The space agency's Curiosity rover made the surprising discovery while investigating clay-rich sedimentary rocks around its landing site in Gale Crater, a former lake that was made when an asteroid struck the Red Planet roughly 3.6 billion years ago.
Clay is a good signpost towards evidence of life because it's usually created when rocky minerals weather away and rot after contact with water — a key ingredient for life. It is also an excellent material for storing microbial fossils.
But when Curiosity took two samples of ancient mudstone, a sedimentary rock containing clay, from patches of the dried-out lake bed, dated to the same time and place (3.5 billion years ago and just 400m apart), researchers found that one patch contained only half the expected amount of clay minerals. Instead, that patch held a greater quantity of iron oxides, the compounds that give Mars its rusty hue.
The team believes the culprit behind this geological disappearing act is brine: supersalty water that leaked into the mineral-rich clay layers and destabilized them, flushing them away and wiping patches of both the geological — and possibly even the biological — record clean.

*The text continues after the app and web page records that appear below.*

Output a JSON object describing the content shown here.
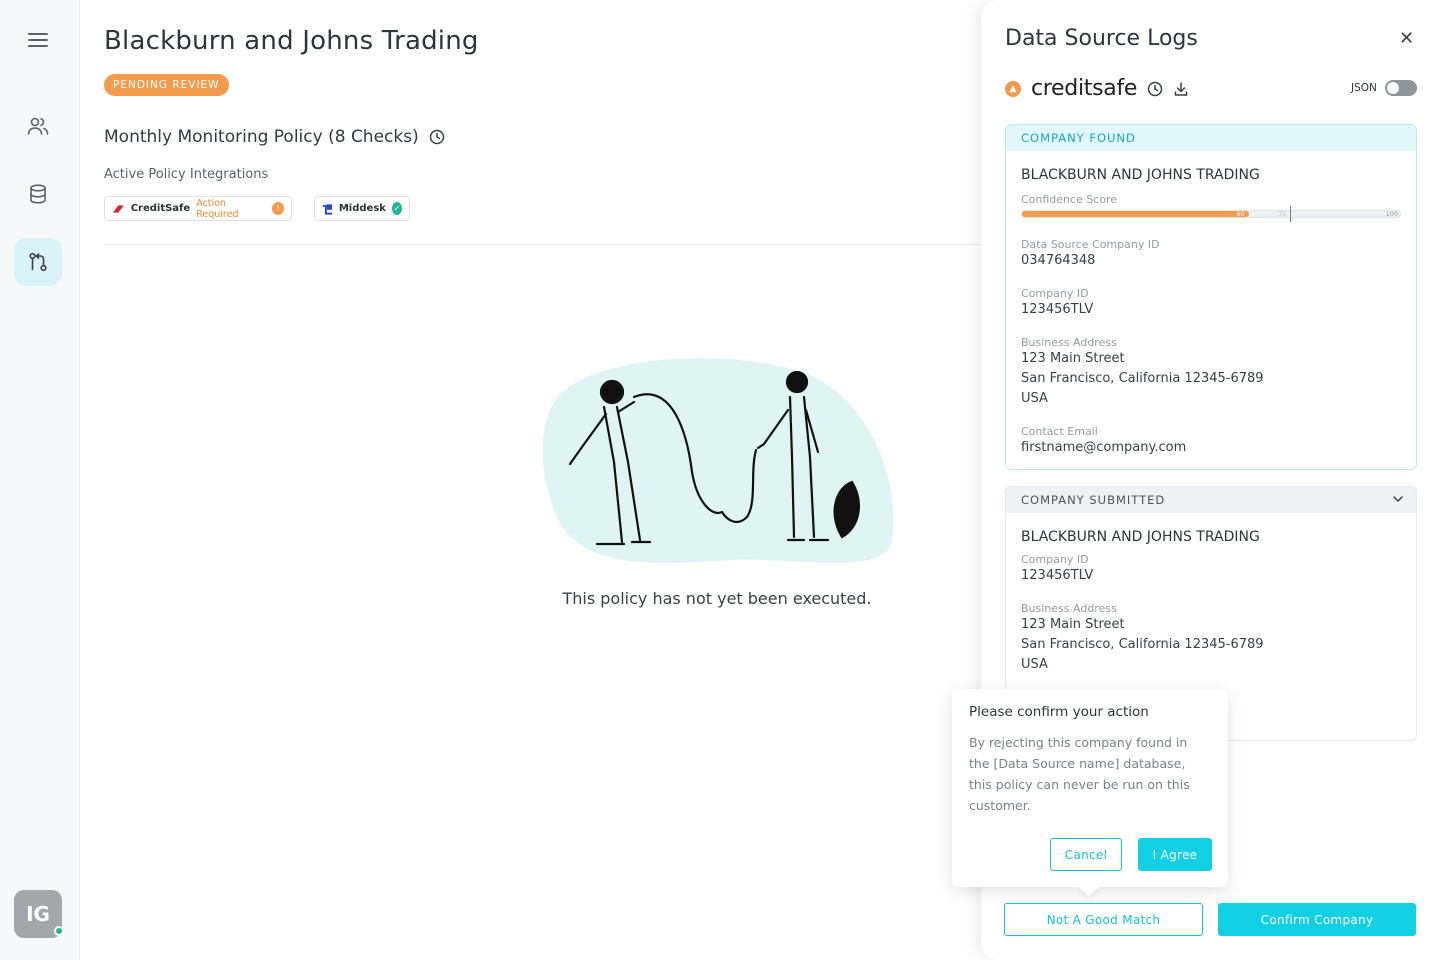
{
  "sidebar": {
    "avatar_initials": "IG",
    "items": [
      {
        "icon": "menu-icon"
      },
      {
        "icon": "users-icon"
      },
      {
        "icon": "database-icon"
      },
      {
        "icon": "policy-flow-icon",
        "active": true
      }
    ]
  },
  "main": {
    "title": "Blackburn and Johns Trading",
    "status": "PENDING REVIEW",
    "policy_title": "Monthly Monitoring Policy (8 Checks)",
    "integrations_label": "Active Policy Integrations",
    "integrations": [
      {
        "name": "CreditSafe",
        "status": "Action Required"
      },
      {
        "name": "Middesk"
      }
    ],
    "empty_message": "This policy has not yet been executed."
  },
  "panel": {
    "title": "Data Source Logs",
    "source_name": "creditsafe",
    "json_label": "JSON",
    "found": {
      "header": "COMPANY FOUND",
      "company_name": "BLACKBURN AND JOHNS TRADING",
      "confidence_label": "Confidence Score",
      "confidence_value": "60",
      "confidence_threshold": "75",
      "confidence_max": "100",
      "confidence_fraction": 0.6,
      "threshold_fraction": 0.71,
      "ds_id_label": "Data Source Company ID",
      "ds_id": "034764348",
      "company_id_label": "Company ID",
      "company_id": "123456TLV",
      "address_label": "Business Address",
      "address_line1": "123 Main Street",
      "address_line2": "San Francisco, California 12345-6789",
      "address_line3": "USA",
      "email_label": "Contact Email",
      "email": "firstname@company.com"
    },
    "submitted": {
      "header": "COMPANY SUBMITTED",
      "company_name": "BLACKBURN AND JOHNS TRADING",
      "company_id_label": "Company ID",
      "company_id": "123456TLV",
      "address_label": "Business Address",
      "address_line1": "123 Main Street",
      "address_line2": "San Francisco, California 12345-6789",
      "address_line3": "USA"
    },
    "not_match_label": "Not A Good Match",
    "confirm_label": "Confirm Company"
  },
  "popover": {
    "title": "Please confirm your action",
    "body": "By rejecting this company found in the [Data Source name] database, this policy can never be run on this customer.",
    "cancel_label": "Cancel",
    "agree_label": "I Agree"
  },
  "colors": {
    "accent": "#12cfe4",
    "warning": "#f29b4e",
    "success": "#1fb39a"
  }
}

"We used to think that once these layers of clay minerals formed at the bottom of the lake in Gale Crater, they stayed that way, preserving the moment in time they formed for billions of years," study lead author Tom Bristow, a researcher at NASA's Ames Research Center in Mountain View, California, said in a statement (opens in new tab). "But later brines broke down these clay minerals in some places — essentially resetting the rock record."
The rover completed its analysis by drilling into the layers of the Martian rock before using its chemistry and mineralogy instrument, known as CheMin, to investigate the samples.

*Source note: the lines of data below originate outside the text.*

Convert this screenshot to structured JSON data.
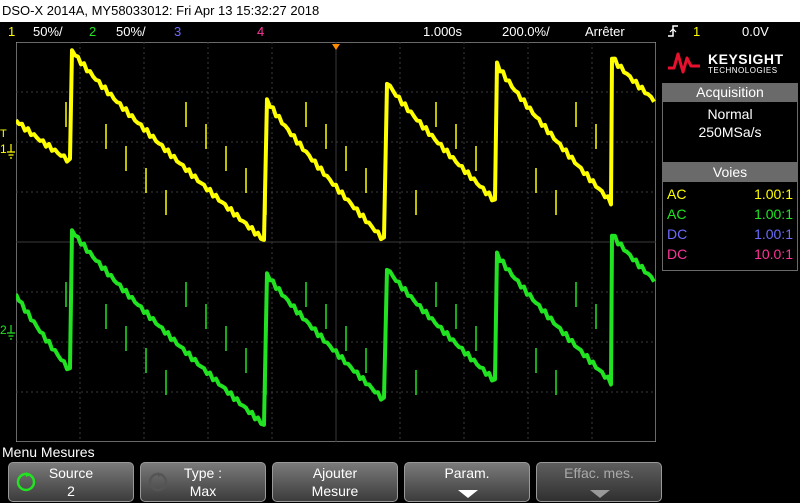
{
  "title": "DSO-X 2014A, MY58033012: Fri Apr 13 15:32:27 2018",
  "status": {
    "ch1": {
      "num": "1",
      "scale": "50%/"
    },
    "ch2": {
      "num": "2",
      "scale": "50%/"
    },
    "ch3": {
      "num": "3"
    },
    "ch4": {
      "num": "4"
    },
    "timebase": "1.000s",
    "delay": "200.0%/",
    "run_state": "Arrêter",
    "trigger_channel": "1",
    "trigger_level": "0.0V"
  },
  "markers": {
    "ch1": "1",
    "ch2": "2",
    "trig": "T"
  },
  "logo": {
    "brand": "KEYSIGHT",
    "sub": "TECHNOLOGIES"
  },
  "acquisition": {
    "header": "Acquisition",
    "mode": "Normal",
    "rate": "250MSa/s"
  },
  "voies": {
    "header": "Voies",
    "rows": [
      {
        "coupling": "AC",
        "probe": "1.00:1",
        "color": "#ffff00"
      },
      {
        "coupling": "AC",
        "probe": "1.00:1",
        "color": "#21e321"
      },
      {
        "coupling": "DC",
        "probe": "1.00:1",
        "color": "#6b6bff"
      },
      {
        "coupling": "DC",
        "probe": "10.0:1",
        "color": "#ff3399"
      }
    ]
  },
  "menu": {
    "title": "Menu Mesures",
    "softkeys": [
      {
        "l1": "Source",
        "l2": "2"
      },
      {
        "l1": "Type :",
        "l2": "Max"
      },
      {
        "l1": "Ajouter",
        "l2": "Mesure"
      },
      {
        "l1": "Param.",
        "l2": ""
      },
      {
        "l1": "Effac. mes.",
        "l2": ""
      }
    ]
  },
  "traces": {
    "ch1_color": "#ffff00",
    "ch2_color": "#21e321"
  },
  "icons": [
    "rotary-knob-icon",
    "down-arrow-icon",
    "trigger-marker-icon",
    "ground-marker-icon"
  ]
}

The process of chemical transformation in sediments is called diagenesis, and it could have created new life beneath Mars even as it erased some of the evidence of the old life on its surface, according to the study authors. So even though old records of life may have been erased in the brine patches, the chemical conditions brought about by the influx of salty water may have enabled more life to spring up in its place, the scientists said.

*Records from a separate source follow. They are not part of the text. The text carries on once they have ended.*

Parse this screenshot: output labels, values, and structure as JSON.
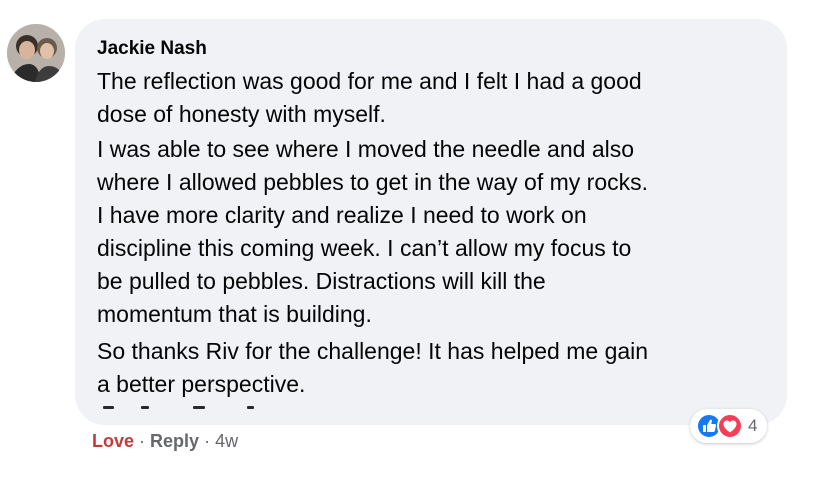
{
  "comment": {
    "author": "Jackie Nash",
    "paragraphs": [
      [
        "The reflection was good for me and I felt I had a good",
        "dose of honesty with myself."
      ],
      [
        "I was able to see where I moved the needle and also",
        "where I allowed pebbles to get in the way of my rocks.",
        "I have more clarity and realize I need to work on",
        "discipline this coming week. I can’t allow my focus to",
        "be pulled to pebbles. Distractions will kill the",
        "momentum that is building."
      ],
      [
        "So thanks Riv for the challenge! It has helped me gain",
        "a better perspective."
      ]
    ]
  },
  "actions": {
    "love_label": "Love",
    "separator": "·",
    "reply_label": "Reply",
    "time": "4w"
  },
  "reactions": {
    "icons": [
      "like-icon",
      "heart-icon"
    ],
    "count": "4",
    "colors": {
      "like": "#1877f2",
      "heart": "#f33e58",
      "love_text": "#c33b3b"
    }
  }
}
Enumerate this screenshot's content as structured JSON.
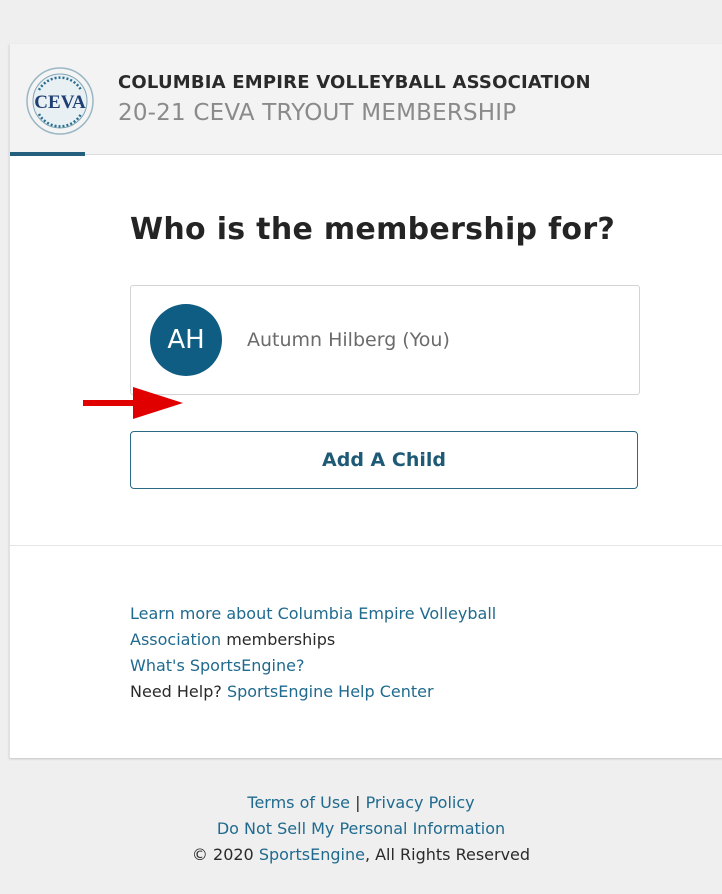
{
  "header": {
    "org_name": "COLUMBIA EMPIRE VOLLEYBALL ASSOCIATION",
    "product_name": "20-21 CEVA TRYOUT MEMBERSHIP",
    "logo_text": "CEVA",
    "logo_ring_text": "COLUMBIA EMPIRE VOLLEYBALL ASSOCIATION"
  },
  "main": {
    "title": "Who is the membership for?",
    "member": {
      "initials": "AH",
      "name": "Autumn Hilberg (You)"
    },
    "add_child_label": "Add A Child"
  },
  "help_links": {
    "learn_more_link": "Learn more about Columbia Empire Volleyball Association",
    "learn_more_suffix": " memberships",
    "whats_sportsengine": "What's SportsEngine?",
    "need_help_prefix": "Need Help? ",
    "help_center_link": "SportsEngine Help Center"
  },
  "footer": {
    "terms": "Terms of Use",
    "separator": " | ",
    "privacy": "Privacy Policy",
    "do_not_sell": "Do Not Sell My Personal Information",
    "copyright_prefix": "© 2020 ",
    "sportsengine_link": "SportsEngine",
    "copyright_suffix": ", All Rights Reserved"
  },
  "colors": {
    "accent": "#245f7e",
    "avatar": "#0f5d83",
    "link": "#1f6a8e",
    "annotation_arrow": "#e00000"
  }
}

"These are excellent places to look for evidence of ancient life and gauge habitability," study co-author John Grotzinger, a geology professor at the California Institute of Technology, said in the statement. "Even though diagenesis may erase the signs of life in the original lake, it creates the chemical gradients necessary to support subsurface life, so we are really excited to have discovered this."
Curiosity's mission to Mars began nine years ago, but the rover has continued to study the Red Planet well past its initial two-year mission timeline, to establish the historic habitability of Mars for life. It is now working in collaboration with the new Perseverance Mars rover, which landed in February 2021 and has been tasked with collecting rock and soil samples for a possible return to Earth.
The research done by Curiosity has not only revealed how the Martian climate changed but also helped Perseverance determine which soil samples to collect to increase the odds of finding life.
"We've learned something very important: There are some parts of the Martian rock record that aren't so good at preserving evidence of the planet's past and possible life," co-author Ashwin Vasavada, a Curiosity project scientist at NASA's Jet Propulsion Laboratory in California, said in the statement. "The fortunate thing is, we find both close together in Gale Crater and can use mineralogy to tell which is which."
The search for life on Mars has been given fresh animus by a new study that could have triangulated the possible location of the six methane emissions detected by the Curiosity rover during its time in Gale crater, Live Science reported (opens in new tab). Since all of the methane in Earth’s atmosphere comes from biological sources, scientists are thrilled to find the gas on Mars.
The researchers published their findings July 9 in the journal Science (opens in new tab).
Originally published on Live Science.